Your idea with Ng4 (and certainly the knight sacrifice) looks overly optimistic to me. You are not going to mate on that side of the board easily against normal defense.


The Scotch game. Another inaccurate piece sacrifice. At least I would have expected Bxb2 to develop a piece.

After that plenty of tactical blunders from both sides. A computer analysis should be able to point these out. I focus on other mistakes that are hard to see with computers. If you are attacking, generally (and particularly if you are material down) you want to avoid simplifications and exchange of pieces. Moves like 12. Nxd4 or 18. Ne6 should therefore be checked carefully.


The Scandinavian:

By far the most normal of these three games. No attack going on. You should play this positionally and be concerned with not losing pawns and with positioning your pieces actively.

  1. Ne5 looks pseudoactive: the knight looks good there for a moment, but does not really threaten anything and will be challenged soon. Potentially more serious is that you exchange your light squared bishop and stay with the worse dark squared bishop.

  2. Qa4 would win a piece.

After 16. 0-0-0 0-0-0 would be a good time to assess the position and come up with a new plan. You are a pawn down and should at least try to position your pieces as active as possible. However within the next couple of moves, you position your pieces just to protect your own pawns, put your bishop on the poor square f4 (Be3 might have been better) and give black the open d file for the rook. Not surprisingly you lose more pawns and are just lucky at the end for black blundering a piece.


Always difficult to give an assessment based on a couple of games only. In your case I would recommend to be less optimistic in your attacks/sacrifices.

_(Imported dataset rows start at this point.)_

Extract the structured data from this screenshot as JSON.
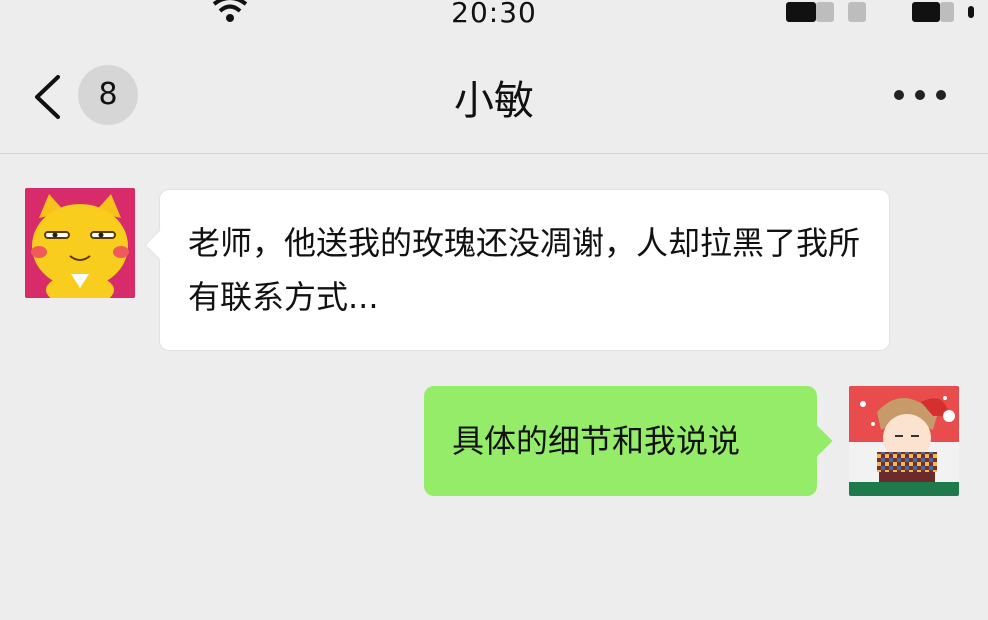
{
  "status_bar": {
    "time": "20:30",
    "wifi_icon": "wifi-icon",
    "battery_icon": "battery-icon"
  },
  "nav": {
    "back_icon": "chevron-left-icon",
    "unread_count": "8",
    "title": "小敏",
    "more_icon": "more-dots-icon"
  },
  "messages": [
    {
      "direction": "incoming",
      "avatar": "cartoon-cat-avatar",
      "text": "老师，他送我的玫瑰还没凋谢，人却拉黑了我所有联系方式..."
    },
    {
      "direction": "outgoing",
      "avatar": "cartoon-boy-avatar",
      "text": "具体的细节和我说说"
    }
  ],
  "colors": {
    "background": "#ededed",
    "incoming_bubble": "#ffffff",
    "outgoing_bubble": "#95ec69",
    "badge": "#d6d6d6"
  }
}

Even if you end up winning now, against stronger opponents I doubt it works all that often.

Something to look out for could be piece activity and how to improve this. See what good/weak bishops are and how to get/prevent them, etc.